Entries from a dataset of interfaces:
===============
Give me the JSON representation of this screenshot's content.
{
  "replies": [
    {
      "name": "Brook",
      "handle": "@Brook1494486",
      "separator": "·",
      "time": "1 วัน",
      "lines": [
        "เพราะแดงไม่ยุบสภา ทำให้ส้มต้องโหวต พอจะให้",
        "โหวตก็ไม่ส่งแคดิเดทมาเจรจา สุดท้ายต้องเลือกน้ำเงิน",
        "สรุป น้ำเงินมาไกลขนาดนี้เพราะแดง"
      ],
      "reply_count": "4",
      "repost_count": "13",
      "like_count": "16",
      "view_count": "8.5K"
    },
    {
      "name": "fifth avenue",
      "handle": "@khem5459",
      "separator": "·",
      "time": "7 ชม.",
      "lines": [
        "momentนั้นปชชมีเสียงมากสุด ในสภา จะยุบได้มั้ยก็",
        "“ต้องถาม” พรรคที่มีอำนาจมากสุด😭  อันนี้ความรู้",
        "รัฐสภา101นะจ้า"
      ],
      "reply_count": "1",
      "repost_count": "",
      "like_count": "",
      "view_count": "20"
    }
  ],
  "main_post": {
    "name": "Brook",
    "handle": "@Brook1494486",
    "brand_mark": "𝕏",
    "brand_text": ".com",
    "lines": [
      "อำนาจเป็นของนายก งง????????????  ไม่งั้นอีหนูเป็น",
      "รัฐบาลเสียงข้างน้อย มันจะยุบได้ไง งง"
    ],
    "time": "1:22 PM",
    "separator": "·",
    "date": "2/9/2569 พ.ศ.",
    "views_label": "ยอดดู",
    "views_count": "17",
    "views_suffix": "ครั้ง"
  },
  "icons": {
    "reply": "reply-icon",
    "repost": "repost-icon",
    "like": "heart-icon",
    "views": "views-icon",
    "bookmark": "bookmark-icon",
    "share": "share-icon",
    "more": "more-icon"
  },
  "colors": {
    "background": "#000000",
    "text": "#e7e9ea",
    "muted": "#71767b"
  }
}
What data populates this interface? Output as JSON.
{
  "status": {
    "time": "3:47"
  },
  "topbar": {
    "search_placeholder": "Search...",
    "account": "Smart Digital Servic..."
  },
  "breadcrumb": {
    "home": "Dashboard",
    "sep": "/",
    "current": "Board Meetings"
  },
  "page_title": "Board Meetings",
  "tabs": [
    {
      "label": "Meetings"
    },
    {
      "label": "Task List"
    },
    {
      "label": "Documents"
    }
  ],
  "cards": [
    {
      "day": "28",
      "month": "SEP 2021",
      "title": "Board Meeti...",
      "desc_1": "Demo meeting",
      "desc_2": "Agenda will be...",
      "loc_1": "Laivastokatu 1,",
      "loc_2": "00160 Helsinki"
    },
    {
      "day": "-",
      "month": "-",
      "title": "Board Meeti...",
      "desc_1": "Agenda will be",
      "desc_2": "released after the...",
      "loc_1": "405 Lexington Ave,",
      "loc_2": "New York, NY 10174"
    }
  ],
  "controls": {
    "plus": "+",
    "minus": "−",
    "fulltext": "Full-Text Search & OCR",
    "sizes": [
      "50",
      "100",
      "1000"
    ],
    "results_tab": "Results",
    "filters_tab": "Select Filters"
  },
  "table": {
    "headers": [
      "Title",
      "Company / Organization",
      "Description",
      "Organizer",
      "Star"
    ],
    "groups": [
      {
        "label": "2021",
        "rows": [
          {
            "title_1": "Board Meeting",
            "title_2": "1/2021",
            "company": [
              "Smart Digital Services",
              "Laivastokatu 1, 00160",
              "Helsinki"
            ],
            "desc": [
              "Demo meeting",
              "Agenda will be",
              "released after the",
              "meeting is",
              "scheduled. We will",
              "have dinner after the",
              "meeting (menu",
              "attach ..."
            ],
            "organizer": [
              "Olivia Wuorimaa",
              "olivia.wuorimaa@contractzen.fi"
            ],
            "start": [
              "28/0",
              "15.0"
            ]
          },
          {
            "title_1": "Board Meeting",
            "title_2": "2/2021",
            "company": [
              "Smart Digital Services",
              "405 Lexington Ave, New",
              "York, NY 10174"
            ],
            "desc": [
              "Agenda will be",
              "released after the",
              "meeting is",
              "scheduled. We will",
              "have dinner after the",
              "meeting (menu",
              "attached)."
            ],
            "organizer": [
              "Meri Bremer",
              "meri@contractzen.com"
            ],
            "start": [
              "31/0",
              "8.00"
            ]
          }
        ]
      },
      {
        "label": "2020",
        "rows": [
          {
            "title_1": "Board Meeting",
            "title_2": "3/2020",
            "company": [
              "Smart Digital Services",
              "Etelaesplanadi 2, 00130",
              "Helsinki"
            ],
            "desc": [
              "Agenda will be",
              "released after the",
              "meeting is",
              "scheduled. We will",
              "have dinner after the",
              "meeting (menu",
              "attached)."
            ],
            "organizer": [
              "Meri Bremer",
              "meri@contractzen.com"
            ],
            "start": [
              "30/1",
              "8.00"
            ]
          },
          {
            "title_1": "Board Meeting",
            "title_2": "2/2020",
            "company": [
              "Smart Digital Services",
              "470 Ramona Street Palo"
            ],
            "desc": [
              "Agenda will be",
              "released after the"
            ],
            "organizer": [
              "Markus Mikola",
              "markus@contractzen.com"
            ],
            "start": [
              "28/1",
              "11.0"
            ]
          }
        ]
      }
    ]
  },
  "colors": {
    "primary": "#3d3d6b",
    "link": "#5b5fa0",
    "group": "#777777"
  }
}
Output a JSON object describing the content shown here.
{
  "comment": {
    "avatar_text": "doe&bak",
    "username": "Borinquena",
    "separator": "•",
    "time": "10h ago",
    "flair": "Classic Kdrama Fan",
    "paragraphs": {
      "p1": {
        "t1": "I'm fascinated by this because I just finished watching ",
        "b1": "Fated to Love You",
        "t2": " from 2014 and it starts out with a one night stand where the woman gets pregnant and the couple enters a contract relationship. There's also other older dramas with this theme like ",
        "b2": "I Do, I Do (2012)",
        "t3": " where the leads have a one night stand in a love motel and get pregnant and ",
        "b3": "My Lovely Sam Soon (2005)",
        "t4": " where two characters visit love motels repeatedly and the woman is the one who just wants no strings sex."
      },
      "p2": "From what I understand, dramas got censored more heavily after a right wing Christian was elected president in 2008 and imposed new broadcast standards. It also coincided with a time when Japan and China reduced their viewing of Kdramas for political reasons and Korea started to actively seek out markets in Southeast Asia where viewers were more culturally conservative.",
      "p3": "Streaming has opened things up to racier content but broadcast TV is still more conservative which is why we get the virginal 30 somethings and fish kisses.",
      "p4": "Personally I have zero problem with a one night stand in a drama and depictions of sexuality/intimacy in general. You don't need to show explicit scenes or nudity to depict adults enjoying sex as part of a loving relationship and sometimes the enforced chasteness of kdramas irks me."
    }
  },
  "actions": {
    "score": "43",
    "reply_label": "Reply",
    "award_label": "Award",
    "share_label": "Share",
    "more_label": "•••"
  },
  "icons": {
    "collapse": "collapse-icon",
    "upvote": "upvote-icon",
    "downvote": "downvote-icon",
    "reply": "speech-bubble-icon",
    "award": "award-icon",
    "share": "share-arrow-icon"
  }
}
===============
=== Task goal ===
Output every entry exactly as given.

=== Solution ===
Give me the JSON representation of this screenshot's content.
{
  "replies": [
    {
      "name": "Brook",
      "handle": "@Brook1494486",
      "separator": "·",
      "time": "1 วัน",
      "lines": [
        "เพราะแดงไม่ยุบสภา ทำให้ส้มต้องโหวต พอจะให้",
        "โหวตก็ไม่ส่งแคดิเดทมาเจรจา สุดท้ายต้องเลือกน้ำเงิน",
        "สรุป น้ำเงินมาไกลขนาดนี้เพราะแดง"
      ],
      "reply_count": "4",
      "repost_count": "13",
      "like_count": "16",
      "view_count": "8.5K"
    },
    {
      "name": "fifth avenue",
      "handle": "@khem5459",
      "separator": "·",
      "time": "7 ชม.",
      "lines": [
        "momentนั้นปชชมีเสียงมากสุด ในสภา จะยุบได้มั้ยก็",
        "“ต้องถาม” พรรคที่มีอำนาจมากสุด😭  อันนี้ความรู้",
        "รัฐสภา101นะจ้า"
      ],
      "reply_count": "1",
      "repost_count": "",
      "like_count": "",
      "view_count": "20"
    }
  ],
  "main_post": {
    "name": "Brook",
    "handle": "@Brook1494486",
    "brand_mark": "𝕏",
    "brand_text": ".com",
    "lines": [
      "อำนาจเป็นของนายก งง????????????  ไม่งั้นอีหนูเป็น",
      "รัฐบาลเสียงข้างน้อย มันจะยุบได้ไง งง"
    ],
    "time": "1:22 PM",
    "separator": "·",
    "date": "2/9/2569 พ.ศ.",
    "views_label": "ยอดดู",
    "views_count": "17",
    "views_suffix": "ครั้ง"
  },
  "icons": {
    "reply": "reply-icon",
    "repost": "repost-icon",
    "like": "heart-icon",
    "views": "views-icon",
    "bookmark": "bookmark-icon",
    "share": "share-icon",
    "more": "more-icon"
  },
  "colors": {
    "background": "#000000",
    "text": "#e7e9ea",
    "muted": "#71767b"
  }
}
What data populates this interface? Output as JSON.
{
  "status": {
    "time": "3:47"
  },
  "topbar": {
    "search_placeholder": "Search...",
    "account": "Smart Digital Servic..."
  },
  "breadcrumb": {
    "home": "Dashboard",
    "sep": "/",
    "current": "Board Meetings"
  },
  "page_title": "Board Meetings",
  "tabs": [
    {
      "label": "Meetings"
    },
    {
      "label": "Task List"
    },
    {
      "label": "Documents"
    }
  ],
  "cards": [
    {
      "day": "28",
      "month": "SEP 2021",
      "title": "Board Meeti...",
      "desc_1": "Demo meeting",
      "desc_2": "Agenda will be...",
      "loc_1": "Laivastokatu 1,",
      "loc_2": "00160 Helsinki"
    },
    {
      "day": "-",
      "month": "-",
      "title": "Board Meeti...",
      "desc_1": "Agenda will be",
      "desc_2": "released after the...",
      "loc_1": "405 Lexington Ave,",
      "loc_2": "New York, NY 10174"
    }
  ],
  "controls": {
    "plus": "+",
    "minus": "−",
    "fulltext": "Full-Text Search & OCR",
    "sizes": [
      "50",
      "100",
      "1000"
    ],
    "results_tab": "Results",
    "filters_tab": "Select Filters"
  },
  "table": {
    "headers": [
      "Title",
      "Company / Organization",
      "Description",
      "Organizer",
      "Star"
    ],
    "groups": [
      {
        "label": "2021",
        "rows": [
          {
            "title_1": "Board Meeting",
            "title_2": "1/2021",
            "company": [
              "Smart Digital Services",
              "Laivastokatu 1, 00160",
              "Helsinki"
            ],
            "desc": [
              "Demo meeting",
              "Agenda will be",
              "released after the",
              "meeting is",
              "scheduled. We will",
              "have dinner after the",
              "meeting (menu",
              "attach ..."
            ],
            "organizer": [
              "Olivia Wuorimaa",
              "olivia.wuorimaa@contractzen.fi"
            ],
            "start": [
              "28/0",
              "15.0"
            ]
          },
          {
            "title_1": "Board Meeting",
            "title_2": "2/2021",
            "company": [
              "Smart Digital Services",
              "405 Lexington Ave, New",
              "York, NY 10174"
            ],
            "desc": [
              "Agenda will be",
              "released after the",
              "meeting is",
              "scheduled. We will",
              "have dinner after the",
              "meeting (menu",
              "attached)."
            ],
            "organizer": [
              "Meri Bremer",
              "meri@contractzen.com"
            ],
            "start": [
              "31/0",
              "8.00"
            ]
          }
        ]
      },
      {
        "label": "2020",
        "rows": [
          {
            "title_1": "Board Meeting",
            "title_2": "3/2020",
            "company": [
              "Smart Digital Services",
              "Etelaesplanadi 2, 00130",
              "Helsinki"
            ],
            "desc": [
              "Agenda will be",
              "released after the",
              "meeting is",
              "scheduled. We will",
              "have dinner after the",
              "meeting (menu",
              "attached)."
            ],
            "organizer": [
              "Meri Bremer",
              "meri@contractzen.com"
            ],
            "start": [
              "30/1",
              "8.00"
            ]
          },
          {
            "title_1": "Board Meeting",
            "title_2": "2/2020",
            "company": [
              "Smart Digital Services",
              "470 Ramona Street Palo"
            ],
            "desc": [
              "Agenda will be",
              "released after the"
            ],
            "organizer": [
              "Markus Mikola",
              "markus@contractzen.com"
            ],
            "start": [
              "28/1",
              "11.0"
            ]
          }
        ]
      }
    ]
  },
  "colors": {
    "primary": "#3d3d6b",
    "link": "#5b5fa0",
    "group": "#777777"
  }
}
Output a JSON object describing the content shown here.
{
  "comment": {
    "avatar_text": "doe&bak",
    "username": "Borinquena",
    "separator": "•",
    "time": "10h ago",
    "flair": "Classic Kdrama Fan",
    "paragraphs": {
      "p1": {
        "t1": "I'm fascinated by this because I just finished watching ",
        "b1": "Fated to Love You",
        "t2": " from 2014 and it starts out with a one night stand where the woman gets pregnant and the couple enters a contract relationship. There's also other older dramas with this theme like ",
        "b2": "I Do, I Do (2012)",
        "t3": " where the leads have a one night stand in a love motel and get pregnant and ",
        "b3": "My Lovely Sam Soon (2005)",
        "t4": " where two characters visit love motels repeatedly and the woman is the one who just wants no strings sex."
      },
      "p2": "From what I understand, dramas got censored more heavily after a right wing Christian was elected president in 2008 and imposed new broadcast standards. It also coincided with a time when Japan and China reduced their viewing of Kdramas for political reasons and Korea started to actively seek out markets in Southeast Asia where viewers were more culturally conservative.",
      "p3": "Streaming has opened things up to racier content but broadcast TV is still more conservative which is why we get the virginal 30 somethings and fish kisses.",
      "p4": "Personally I have zero problem with a one night stand in a drama and depictions of sexuality/intimacy in general. You don't need to show explicit scenes or nudity to depict adults enjoying sex as part of a loving relationship and sometimes the enforced chasteness of kdramas irks me."
    }
  },
  "actions": {
    "score": "43",
    "reply_label": "Reply",
    "award_label": "Award",
    "share_label": "Share",
    "more_label": "•••"
  },
  "icons": {
    "collapse": "collapse-icon",
    "upvote": "upvote-icon",
    "downvote": "downvote-icon",
    "reply": "speech-bubble-icon",
    "award": "award-icon",
    "share": "share-arrow-icon"
  }
}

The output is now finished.